"I can take a punch," he tells May.
The twist is that he has to fight his friend. It's a shock to Hunter, who has to quickly process that this man isn't really his friend; that he'll have to kill someone he thought was his friend; that he wasn't really prepared for this fight. By the end of the fight, you see that he's killed a little part of himself, a little glimmer of humanity, for this job.
He can take a punch, but the pain he's feeling is much more than anything physical.
Simmons isn't the same
We don't know what happened to Simmons (Elizabeth Henstridge) when the Monolith teleported her to a different planet, other than it was a scarring experience. She isn't the same person anymore, and is living her life constantly looking over her shoulder.
What Agents of S.H.I.E.L.D. does really well here (it reminds me of what Gail Simone did so well during her Batgirl run) is treat Simmons's recovery slowly. When something tragically life-altering happens, it haunts you every day and affects who you are. We never think of or see superheroes having PTSD — one minute they're saving the world from an alien invasion, the next they're fighting an ultra-advanced A.I. and his alien clones. We don't spend much time in the in-between.
But with Simmons, Agents of S.H.I.E.L.D does.
The inhumanity of Inhumans
The main crux of this episode is the pursuit of Lincoln Campbell (Luke Mitchell), an Inhuman with the ability to wield electricity. His story spins into a heavy-handed lesson about the irrational fear humans are capable of, as Campbell is labeled an "alien threat." This label makes the people closest to him, including his AA sponsor, fear him. And it all ends with Campbell accidentally killing his sponsor.
There's no subtlety here. But Campbell's storyline allows us into the mind of Agent Coulson (Clark Gregg). You see, Coulson and rival Rosalind Price (Constance Zimmer) know they're both hunting Campbell, and when Campbell gets away and Price threatens Daisy/Skye (Chloe Bennett), Coulson does everything in his power to keep her safe — he lends S.H.I.E.L.D.'s and his services to Price.
It's a moment where Coulson, who has ostensibly been doing this agent business far longer than his team, shows he still has feelings. That's not surprising because he's a lovable teddy bear of a character, but when you take into account the painful lengths his team is going through (in this episode alone), it makes you wonder how much Coulson has seen, how much he's been through, and how much of himself has been lost or turned off.
Coulson's actions could be a business decision to protect his most powerful asset rather than as affection for Skye/Daisy. It makes more sense when you think about the lengths these people will go to for their jobs, and how unfeeling they have to be.
In this world of superheroes and the spectacular, anything can happen.
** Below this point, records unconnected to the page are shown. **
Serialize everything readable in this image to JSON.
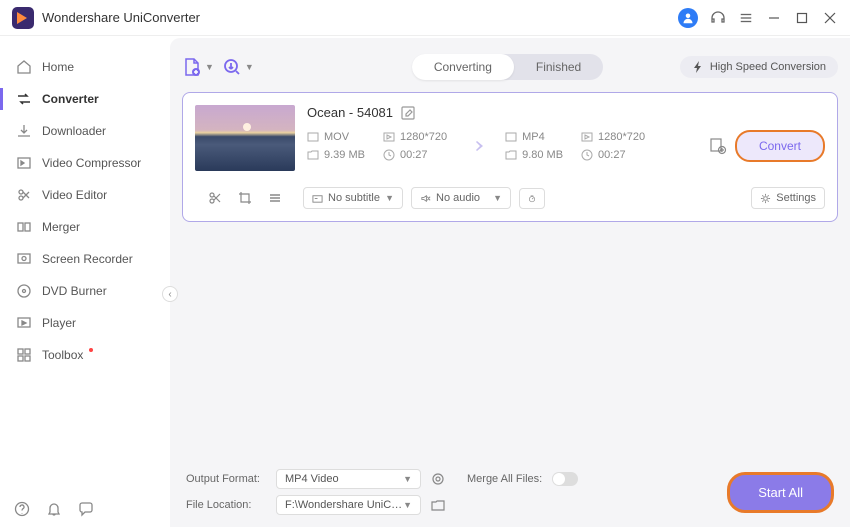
{
  "app": {
    "title": "Wondershare UniConverter"
  },
  "sidebar": {
    "items": [
      {
        "label": "Home"
      },
      {
        "label": "Converter"
      },
      {
        "label": "Downloader"
      },
      {
        "label": "Video Compressor"
      },
      {
        "label": "Video Editor"
      },
      {
        "label": "Merger"
      },
      {
        "label": "Screen Recorder"
      },
      {
        "label": "DVD Burner"
      },
      {
        "label": "Player"
      },
      {
        "label": "Toolbox"
      }
    ]
  },
  "tabs": {
    "converting": "Converting",
    "finished": "Finished"
  },
  "high_speed": "High Speed Conversion",
  "file": {
    "title": "Ocean - 54081",
    "src": {
      "format": "MOV",
      "res": "1280*720",
      "size": "9.39 MB",
      "dur": "00:27"
    },
    "dst": {
      "format": "MP4",
      "res": "1280*720",
      "size": "9.80 MB",
      "dur": "00:27"
    },
    "subtitle": "No subtitle",
    "audio": "No audio",
    "settings": "Settings",
    "convert": "Convert"
  },
  "footer": {
    "output_format_label": "Output Format:",
    "output_format": "MP4 Video",
    "file_location_label": "File Location:",
    "file_location": "F:\\Wondershare UniConverter",
    "merge_label": "Merge All Files:",
    "start_all": "Start All"
  }
}
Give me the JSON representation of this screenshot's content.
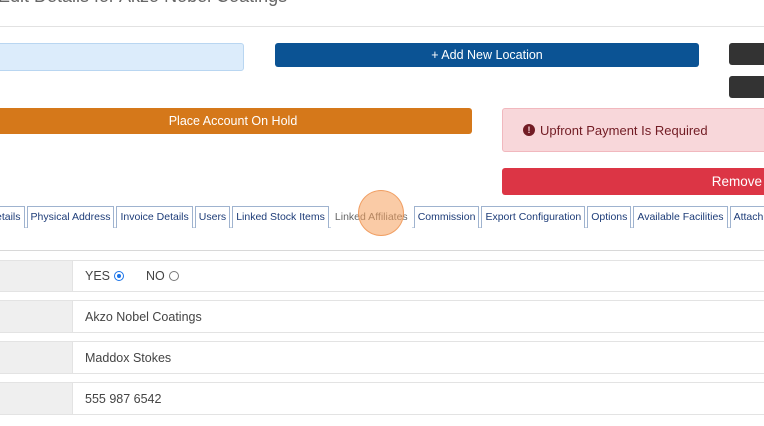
{
  "header": {
    "title": "Edit Details for Akzo Nobel Coatings"
  },
  "actions": {
    "add_location": "+ Add New Location",
    "place_on_hold": "Place Account On Hold",
    "remove": "Remove"
  },
  "alert": {
    "icon": "exclamation-circle-icon",
    "text": "Upfront Payment Is Required"
  },
  "tabs": [
    {
      "label": "etails"
    },
    {
      "label": "Physical Address"
    },
    {
      "label": "Invoice Details"
    },
    {
      "label": "Users"
    },
    {
      "label": "Linked Stock Items"
    },
    {
      "label": "Linked Affiliates"
    },
    {
      "label": "Commission"
    },
    {
      "label": "Export Configuration"
    },
    {
      "label": "Options"
    },
    {
      "label": "Available Facilities"
    },
    {
      "label": "Attachn"
    }
  ],
  "form": {
    "yes_label": "YES",
    "no_label": "NO",
    "selected": "YES",
    "company_name": "Akzo Nobel Coatings",
    "contact_name": "Maddox Stokes",
    "phone": "555 987 6542"
  },
  "colors": {
    "primary": "#0b5394",
    "warning": "#d5781a",
    "danger": "#dc3545",
    "alert_bg": "#f8d7da"
  }
}
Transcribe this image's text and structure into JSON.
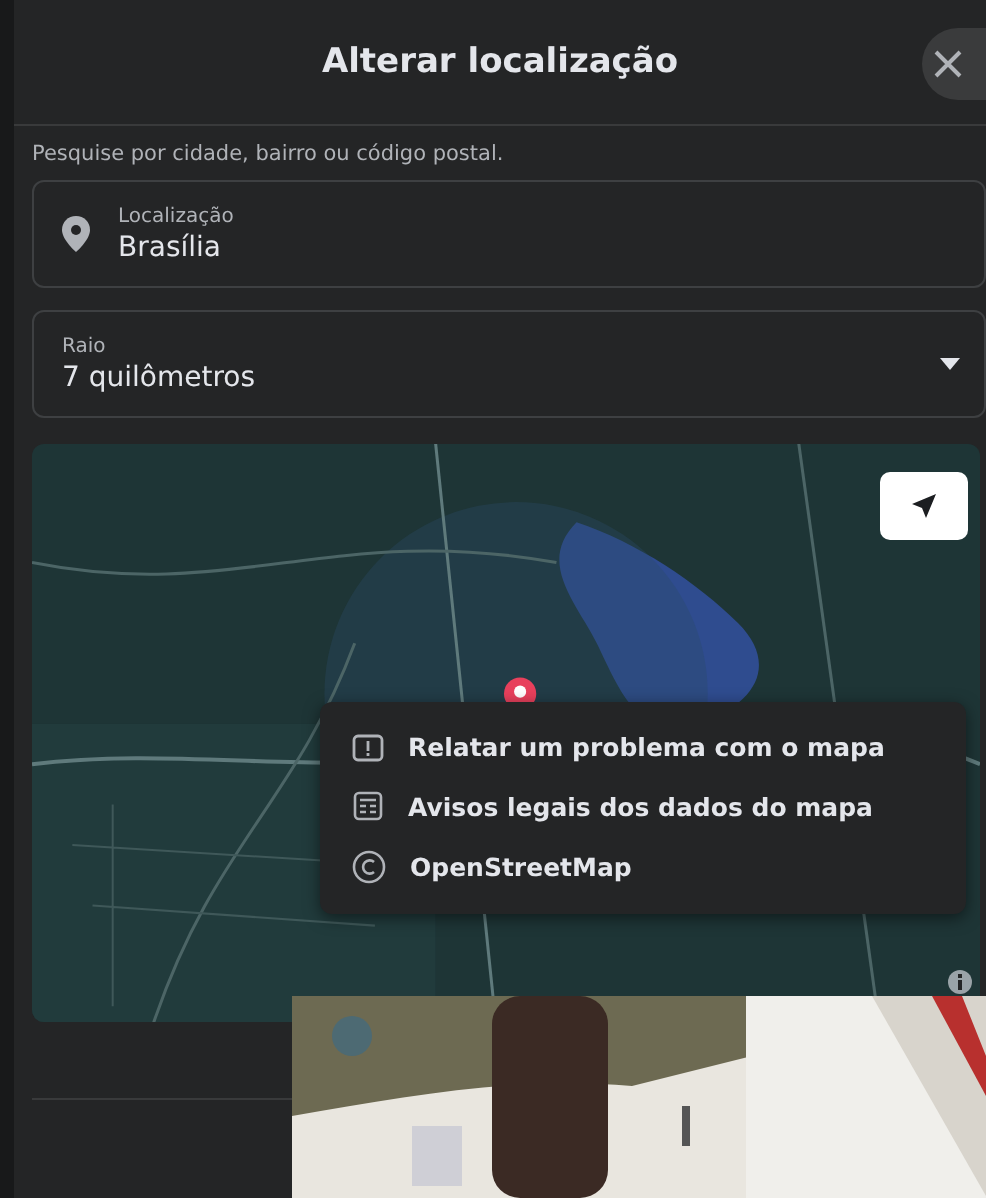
{
  "dialog": {
    "title": "Alterar localização"
  },
  "hint": "Pesquise por cidade, bairro ou código postal.",
  "location_field": {
    "label": "Localização",
    "value": "Brasília"
  },
  "radius_field": {
    "label": "Raio",
    "value": "7 quilômetros"
  },
  "map": {
    "kind": "picture",
    "menu": [
      {
        "kind": "report",
        "label": "Relatar um problema com o mapa"
      },
      {
        "kind": "legal",
        "label": "Avisos legais dos dados do mapa"
      },
      {
        "kind": "copyright",
        "label": "OpenStreetMap"
      }
    ]
  }
}
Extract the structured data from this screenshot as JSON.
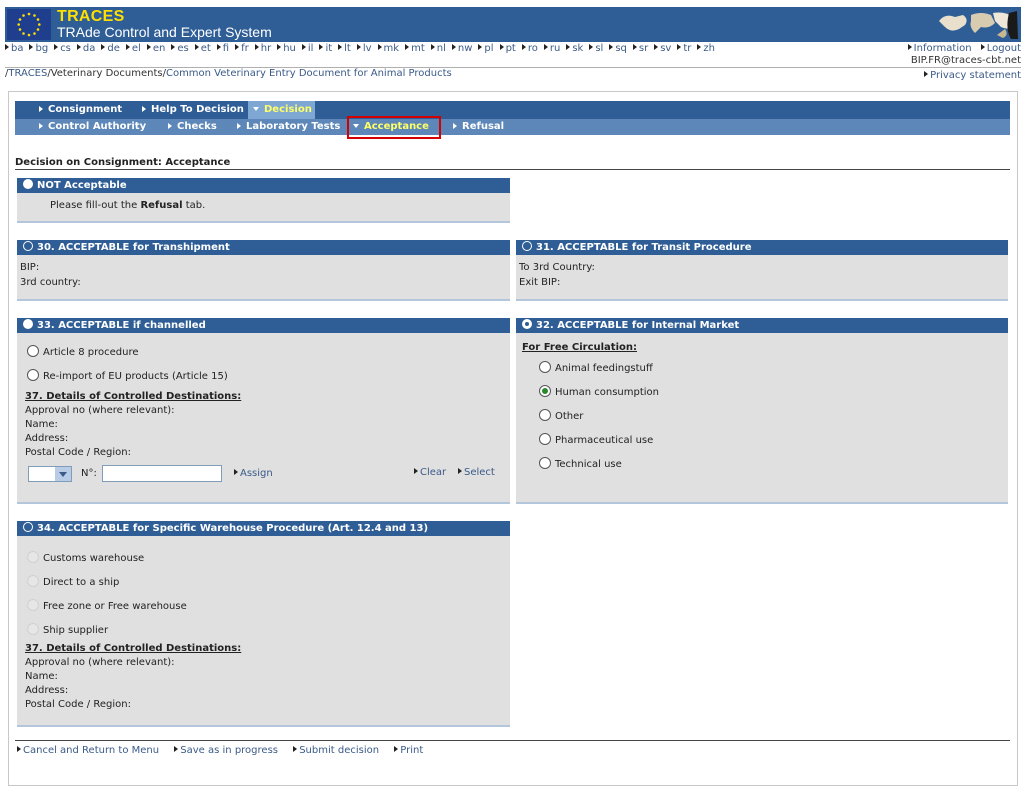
{
  "header": {
    "title": "TRACES",
    "subtitle": "TRAde Control and Expert System",
    "languages": [
      "ba",
      "bg",
      "cs",
      "da",
      "de",
      "el",
      "en",
      "es",
      "et",
      "fi",
      "fr",
      "hr",
      "hu",
      "il",
      "it",
      "lt",
      "lv",
      "mk",
      "mt",
      "nl",
      "nw",
      "pl",
      "pt",
      "ro",
      "ru",
      "sk",
      "sl",
      "sq",
      "sr",
      "sv",
      "tr",
      "zh"
    ],
    "information_label": "Information",
    "logout_label": "Logout",
    "user_email": "BIP.FR@traces-cbt.net",
    "privacy_label": "Privacy statement"
  },
  "breadcrumb": {
    "items": [
      "TRACES",
      "Veterinary Documents",
      "Common Veterinary Entry Document for Animal Products"
    ]
  },
  "tabs": {
    "top": [
      "Consignment",
      "Help To Decision",
      "Decision"
    ],
    "sub": [
      "Control Authority",
      "Checks",
      "Laboratory Tests",
      "Acceptance",
      "Refusal"
    ]
  },
  "page": {
    "heading": "Decision on Consignment: Acceptance"
  },
  "not_acceptable": {
    "title": "NOT Acceptable",
    "message_pre": "Please fill-out the ",
    "message_bold": "Refusal",
    "message_post": " tab."
  },
  "transhipment": {
    "title": "30. ACCEPTABLE for Transhipment",
    "bip_label": "BIP:",
    "country_label": "3rd country:"
  },
  "transit": {
    "title": "31. ACCEPTABLE for Transit Procedure",
    "country_label": "To 3rd Country:",
    "exit_label": "Exit BIP:"
  },
  "channelled": {
    "title": "33. ACCEPTABLE if channelled",
    "option1": "Article 8 procedure",
    "option2": "Re-import of EU products (Article 15)",
    "details_title": "37. Details of Controlled Destinations:",
    "approval_label": "Approval no (where relevant):",
    "name_label": "Name:",
    "address_label": "Address:",
    "postal_label": "Postal Code / Region:",
    "no_label": "N°:",
    "assign_label": "Assign",
    "clear_label": "Clear",
    "select_label": "Select"
  },
  "internal_market": {
    "title": "32. ACCEPTABLE for Internal Market",
    "free_circulation": "For Free Circulation:",
    "options": [
      "Animal feedingstuff",
      "Human consumption",
      "Other",
      "Pharmaceutical use",
      "Technical use"
    ],
    "selected_index": 1
  },
  "warehouse": {
    "title": "34. ACCEPTABLE for Specific Warehouse Procedure (Art. 12.4 and 13)",
    "options": [
      "Customs warehouse",
      "Direct to a ship",
      "Free zone or Free warehouse",
      "Ship supplier"
    ],
    "details_title": "37. Details of Controlled Destinations:",
    "approval_label": "Approval no (where relevant):",
    "name_label": "Name:",
    "address_label": "Address:",
    "postal_label": "Postal Code / Region:"
  },
  "footer": {
    "cancel_label": "Cancel and Return to Menu",
    "save_label": "Save as in progress",
    "submit_label": "Submit decision",
    "print_label": "Print"
  }
}
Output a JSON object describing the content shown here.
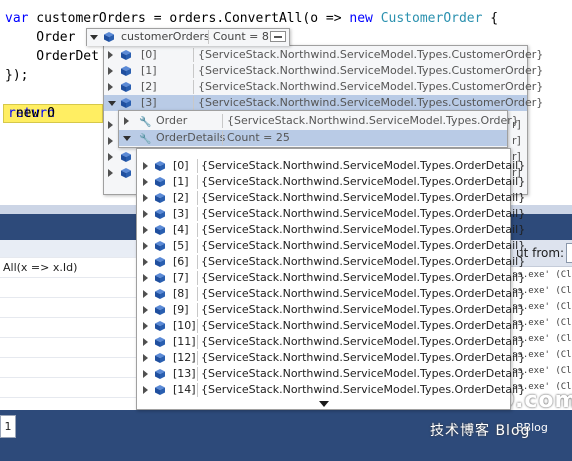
{
  "code": {
    "line1": {
      "kw": "var",
      "pre": " customerOrders = orders.ConvertAll(o => ",
      "new": "new",
      "type": " CustomerOrder",
      "post": " {"
    },
    "line2": "    Order",
    "line3": "    OrderDet",
    "line4": "});",
    "current_line": {
      "kw": "return",
      "rest": " new O"
    }
  },
  "tip1": {
    "header": {
      "name": "customerOrders",
      "value": "Count = 8"
    },
    "items": [
      {
        "index": "[0]",
        "value": "{ServiceStack.Northwind.ServiceModel.Types.CustomerOrder}"
      },
      {
        "index": "[1]",
        "value": "{ServiceStack.Northwind.ServiceModel.Types.CustomerOrder}"
      },
      {
        "index": "[2]",
        "value": "{ServiceStack.Northwind.ServiceModel.Types.CustomerOrder}"
      },
      {
        "index": "[3]",
        "value": "{ServiceStack.Northwind.ServiceModel.Types.CustomerOrder}"
      }
    ],
    "hidden_rows": [
      {
        "edge": "r]"
      },
      {
        "edge": "r]"
      },
      {
        "edge": "r]"
      },
      {
        "edge": "r]"
      }
    ]
  },
  "tip2": {
    "order": {
      "name": "Order",
      "value": "{ServiceStack.Northwind.ServiceModel.Types.Order}"
    },
    "details": {
      "name": "OrderDetails",
      "value": "Count = 25"
    }
  },
  "tip3": {
    "items": [
      {
        "index": "[0]",
        "value": "{ServiceStack.Northwind.ServiceModel.Types.OrderDetail}"
      },
      {
        "index": "[1]",
        "value": "{ServiceStack.Northwind.ServiceModel.Types.OrderDetail}"
      },
      {
        "index": "[2]",
        "value": "{ServiceStack.Northwind.ServiceModel.Types.OrderDetail}"
      },
      {
        "index": "[3]",
        "value": "{ServiceStack.Northwind.ServiceModel.Types.OrderDetail}"
      },
      {
        "index": "[4]",
        "value": "{ServiceStack.Northwind.ServiceModel.Types.OrderDetail}"
      },
      {
        "index": "[5]",
        "value": "{ServiceStack.Northwind.ServiceModel.Types.OrderDetail}"
      },
      {
        "index": "[6]",
        "value": "{ServiceStack.Northwind.ServiceModel.Types.OrderDetail}"
      },
      {
        "index": "[7]",
        "value": "{ServiceStack.Northwind.ServiceModel.Types.OrderDetail}"
      },
      {
        "index": "[8]",
        "value": "{ServiceStack.Northwind.ServiceModel.Types.OrderDetail}"
      },
      {
        "index": "[9]",
        "value": "{ServiceStack.Northwind.ServiceModel.Types.OrderDetail}"
      },
      {
        "index": "[10]",
        "value": "{ServiceStack.Northwind.ServiceModel.Types.OrderDetail}"
      },
      {
        "index": "[11]",
        "value": "{ServiceStack.Northwind.ServiceModel.Types.OrderDetail}"
      },
      {
        "index": "[12]",
        "value": "{ServiceStack.Northwind.ServiceModel.Types.OrderDetail}"
      },
      {
        "index": "[13]",
        "value": "{ServiceStack.Northwind.ServiceModel.Types.OrderDetail}"
      },
      {
        "index": "[14]",
        "value": "{ServiceStack.Northwind.ServiceModel.Types.OrderDetail}"
      }
    ]
  },
  "left_panel": {
    "row1": "All(x => x.Id)"
  },
  "output": {
    "label": "ut from:",
    "lines": [
      "ss.exe' (Cl",
      "ss.exe' (Cl",
      "ss.exe' (Cl",
      "ss.exe' (Cl",
      "ss.exe' (Cl",
      "ss.exe' (Cl",
      "ss.exe' (Cl",
      "ss.exe' (Cl"
    ]
  },
  "statusbar": {
    "tab": "1",
    "right": "BBlog"
  },
  "watermark": {
    "big": "51CTO.com",
    "small": "技术博客  Blog"
  },
  "colors": {
    "cube": "#2a5fb0",
    "selected_row": "#b9cbe6",
    "panel": "#2d4a7a",
    "current_line": "#ffee62"
  }
}
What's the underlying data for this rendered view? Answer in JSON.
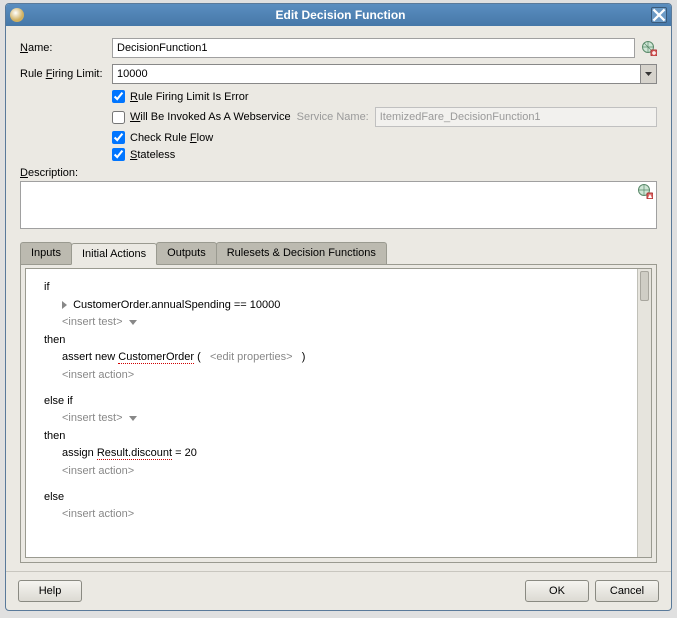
{
  "window": {
    "title": "Edit Decision Function"
  },
  "form": {
    "name_label": "Name:",
    "name_value": "DecisionFunction1",
    "rfl_label": "Rule Firing Limit:",
    "rfl_value": "10000",
    "cb_rfl_error": "Rule Firing Limit Is Error",
    "cb_webservice": "Will Be Invoked As A Webservice",
    "service_name_label": "Service Name:",
    "service_name_value": "ItemizedFare_DecisionFunction1",
    "cb_check_flow": "Check Rule Flow",
    "cb_stateless": "Stateless",
    "description_label": "Description:",
    "description_value": ""
  },
  "tabs": {
    "inputs": "Inputs",
    "initial_actions": "Initial Actions",
    "outputs": "Outputs",
    "rulesets": "Rulesets & Decision Functions"
  },
  "editor": {
    "if": "if",
    "cond1": "CustomerOrder.annualSpending  ==  10000",
    "insert_test": "<insert test>",
    "then": "then",
    "assert_kw": "assert new",
    "assert_obj": "CustomerOrder",
    "assert_paren_open": "(",
    "edit_props": "<edit properties>",
    "assert_paren_close": ")",
    "insert_action": "<insert action>",
    "else_if": "else if",
    "assign_kw": "assign",
    "assign_target": "Result.discount",
    "assign_eq": "= 20",
    "else": "else"
  },
  "footer": {
    "help": "Help",
    "ok": "OK",
    "cancel": "Cancel"
  }
}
Men can fly, women can make the earth shake, and rocks can transport you to a different world. But the Agents of S.H.I.E.L.D. are damaged, broken things. And putting yourself back together, they show us, is much more difficult than any of those superhuman feats.